Items from an interface collection

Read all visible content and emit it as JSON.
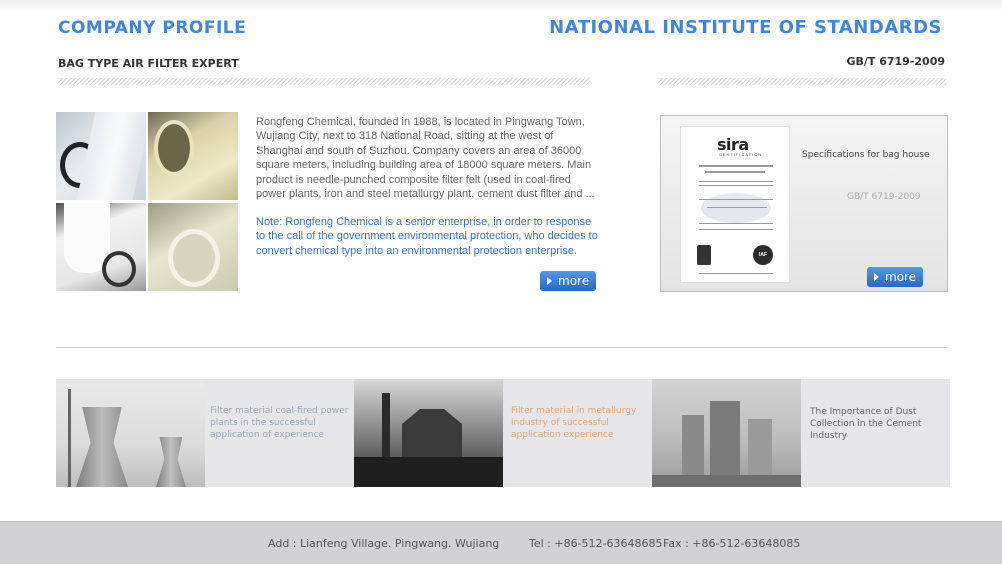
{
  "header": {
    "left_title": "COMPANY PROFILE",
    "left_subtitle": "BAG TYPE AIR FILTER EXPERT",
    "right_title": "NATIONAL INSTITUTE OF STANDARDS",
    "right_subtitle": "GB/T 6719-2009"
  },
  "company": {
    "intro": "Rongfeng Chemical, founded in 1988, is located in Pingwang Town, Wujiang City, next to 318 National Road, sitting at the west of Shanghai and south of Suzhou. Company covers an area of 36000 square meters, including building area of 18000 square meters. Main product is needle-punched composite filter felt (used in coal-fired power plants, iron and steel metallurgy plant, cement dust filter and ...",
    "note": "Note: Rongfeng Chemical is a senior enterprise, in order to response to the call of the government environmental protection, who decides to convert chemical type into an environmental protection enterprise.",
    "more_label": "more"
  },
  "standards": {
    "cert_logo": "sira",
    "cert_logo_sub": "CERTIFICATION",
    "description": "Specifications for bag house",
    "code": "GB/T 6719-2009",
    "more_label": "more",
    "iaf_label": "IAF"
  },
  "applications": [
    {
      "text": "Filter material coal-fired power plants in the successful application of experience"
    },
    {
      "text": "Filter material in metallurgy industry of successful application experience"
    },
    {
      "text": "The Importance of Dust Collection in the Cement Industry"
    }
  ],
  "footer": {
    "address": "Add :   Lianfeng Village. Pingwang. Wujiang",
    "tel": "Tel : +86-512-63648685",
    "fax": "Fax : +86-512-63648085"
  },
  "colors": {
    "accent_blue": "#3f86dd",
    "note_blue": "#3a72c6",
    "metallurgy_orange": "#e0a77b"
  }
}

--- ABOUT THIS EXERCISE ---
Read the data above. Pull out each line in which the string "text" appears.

--- RESPONSE TO THIS EXERCISE ---
      "text": "Filter material coal-fired power plants in the successful application of experience"
      "text": "Filter material in metallurgy industry of successful application experience"
      "text": "The Importance of Dust Collection in the Cement Industry"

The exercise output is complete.